When Argentina native Santiago Ponzinibbio steps into the Octagon for the first time Saturday night to face New Yorker Ryan LaFlare, it won’t be just as one foreigner fighting another in Goiania, Brazil. It will be as an adopted son making his debut at home.
“I've been living here for five years,” said the La Plata native who now makes his home in Rio de Janeiro. “I suffered a little bias in the beginning because of the rivalry between Brazil and Argentina, but today I feel pretty good. I was welcomed in an incredible way, I got some fans and I am very satisfied. I am sure that on November 9th I will be fighting at home and it will be my pleasure.”
It’s been a wild ride to get to this point for “Gente Boa” (which means nice guy). A kickboxer in Argentina, Ponzinibbio was already a young man out of place, sporting wise, in a country where football (soccer) and boxing are king.
“Boxing is a very strong sport over there, but I just trained it a little,” he said through translator Michele Spinelli Davis. “Incredibly enough, I trained much more boxing over here in Brazil.”
That left Ponzinibbio on the outside looking in when the boxing boom of recent years - spearheaded by the likes of Sergio Martinez, Marcos Maidana, and Lucas Matthysse – took over the country. Ponzinibbio was about to get involved in a boom of his own, but he still takes pride in the accomplishments of the aforementioned pugilists.
“They are top boxers on the worldwide level and I am a fan of all of them,” he said. “They have the guts of the Argentines. I admire them all as sportsmen.”
Boxing wasn’t going to be his path to prominence though, as the suggestion that he start studying jiu-jitsu led him to Brazil. There, he eventually migrated to MMA, made his debut in 2008, and 19 fights later, he was the only non-Brazilian on the cast of The Ultimate Fighter Brazil 2. But if that affected him, it didn’t show, as he defeated Thiago Silva, Marcio Santos, Cleiton Duarte, and Leonardo Santos to earn a spot in the series final.
That was the good news. The bad news was that he broke his hand in the Santos fight, an injury a lot more severe than he thought it was initially, and was unable to compete against fellow finalist William Macario in June.
“My injury was very serious, much more than I could imagine,” he said. “When I left the TUF house, I was so sure that I would be able to compete in the final TUF that five days after my surgery I was already training my legs and doing some boxing with one hand.
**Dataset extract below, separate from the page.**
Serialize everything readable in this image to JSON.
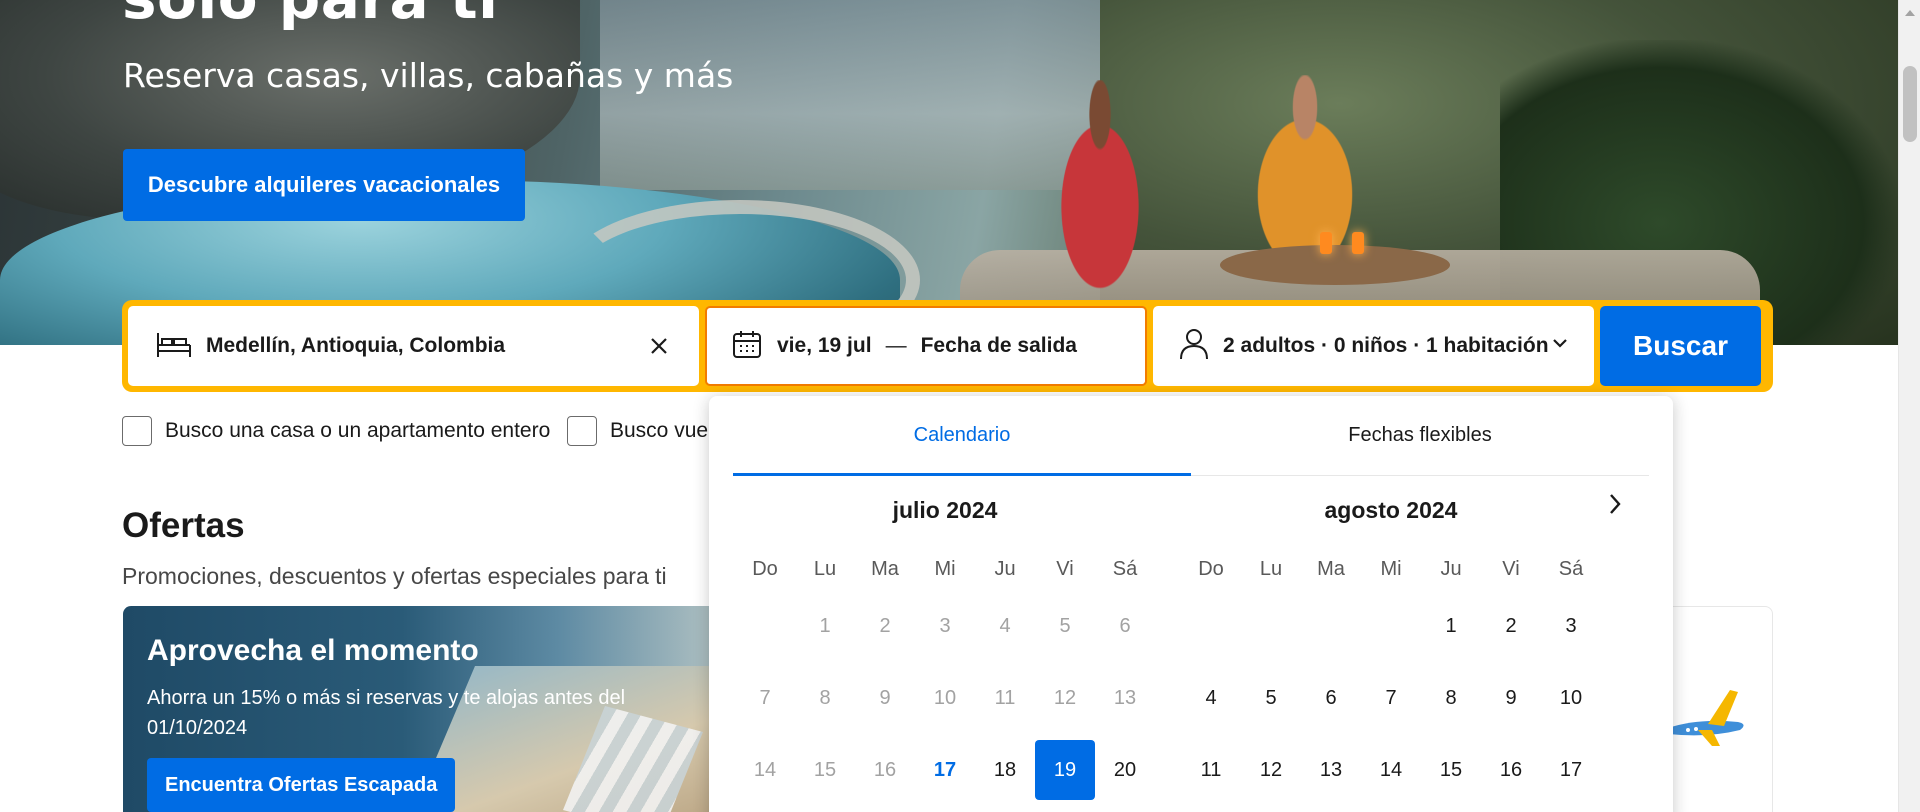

I also continued doing the diet. I had no notion of the seriousness of my injury.”
It was so bad that he only got cleared by the commission two months ago, leaving him as a spectator as the man he beat in the semifinals, Santos, stepped in and won the TUF crown by beating Macario.
“I really wanted to be there,” he said. “I had earned that right. Unfortunately, I had to be out due to an injury, but my dream came true when I was hired by the UFC.”
Given his performance on TUF, his impressive skill set and 19-1 record, not to mention the circumstances that took him out of the TUF final, there was really no question that he was going to get a shot in the Octagon. But now the question is, will he get a shot at either the man who won the show – Santos – or the man he was supposed to fight in June – Macario? Or does he even care at this point?
“I don't think about a rematch (with Santos) because I won the fight against him,” said Ponzinibbio. “He is the one that has to think about a rematch against me. I love him, he is a friend of mine, but if they match that fight I will be ready. About Patolino, it is the same thing. I will be ready in case they match that fight officially.”
The fight that Ponzinibbio does have set in stone is Saturday’s match with LaFlare, an unbeaten prospect with one UFC win already under his belt.
“He is a wrestler, he has great physical conditioning and works very well on grappling,” he said of LaFlare. “But I did a hard camp training, and for me, he will be a guy with two arms and two legs. I will be ready for the war.”
It’s been a long time coming for Ponzinibbio, so you get the impression he’s not just talking.
“I am a very intense fighter who looks for the fight and doesn't give at anytime,” he said. “I had an amazing camp training over here at Team Nogueira and it will be a big show, I am very confident of that.”
Sounds like something the Brazilian fans can get behind.